Ovulatory phase! This is it! The hard-out euphoria of ovulation is the best time to schedule important meetings. You’ll feel confident, creative and energized. As this phase progresses, your energy increases, your libido rises, your skin starts to glow and any outfit you put on looks amazing, because you FEEL amazing. Your body is essentially primed to make a baby, so it is trying to nudge you in that direction (so clever). When things are humming along nicely you’re feeling fine, sassy and everyone on the tram looks attractive.
Your late luteal phase is the time when we turn inward and PMS can kick in. Autumn can be quite changeable between people. You may only experience a few days of autumn; you may have a 2 week autumn if you suffer from a condition called premenstrual dysphoric disorder (PMDD). Trade in high intensity exercise for walking or yoga. As though going into hibernation, plan your time, projects and life, tying up loose ends where you’re able, so that you can slip peacefully into your delicious Winter den.

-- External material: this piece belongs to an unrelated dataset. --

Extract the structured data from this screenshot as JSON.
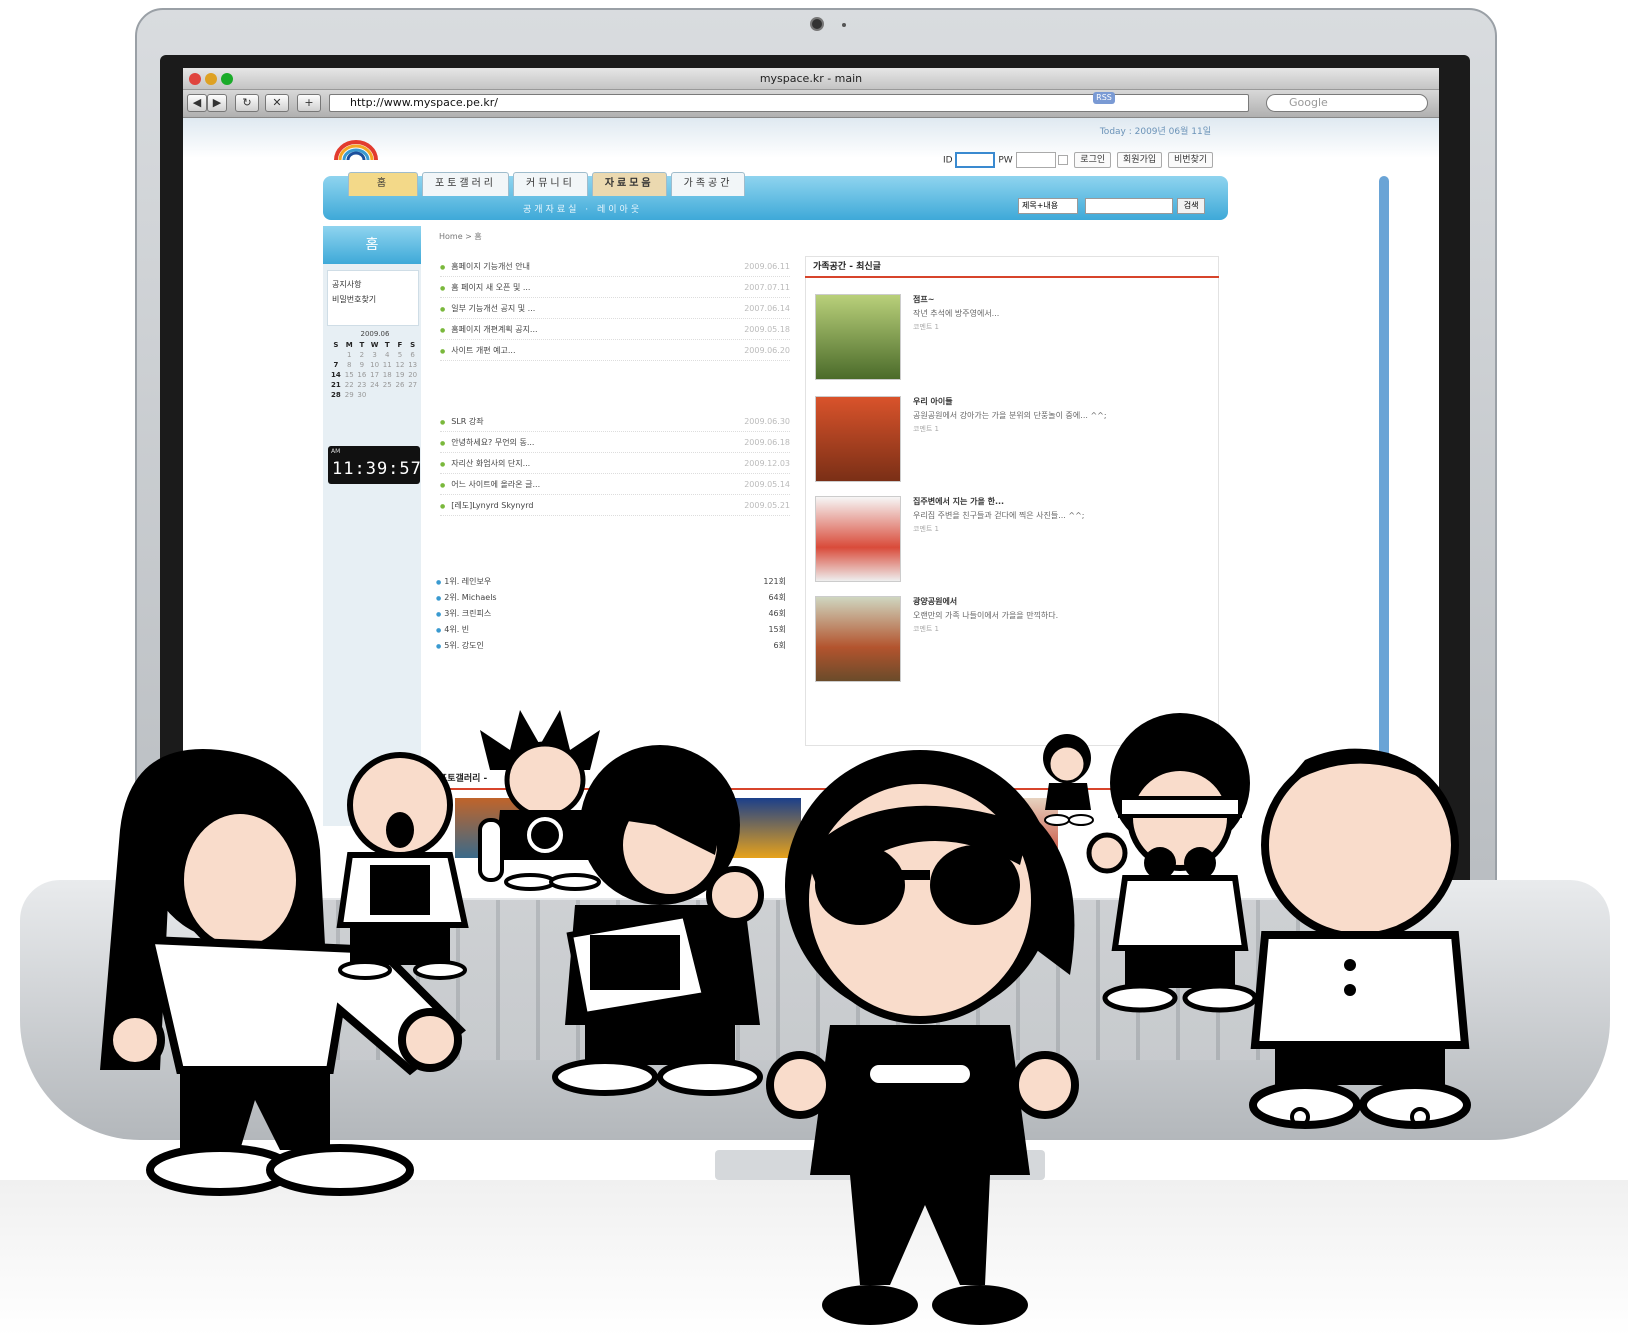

This article is an introduction for people who have hitherto not engaged in their cycle. There is so much to share and explore within our bodies and I highly recommend that you tap into what your body is saying to you. The two tools of knowing where you are in your cycle used in tandem with your intuition can be refreshing and revitalizing. So do one thing for me. Write down the day that you begin your bleed in your calendar and keep half an eye on any changes you feel as you move through the seasons. Step into the infradian dream.
Carolyn Butler is an acupuncturist and Chinese medicine herbalist at Angea. She is a lover of books and writing and is on a quest to solve the problem of menstrual shaming for future generations and to build up the Chinese medicine profession in Australia.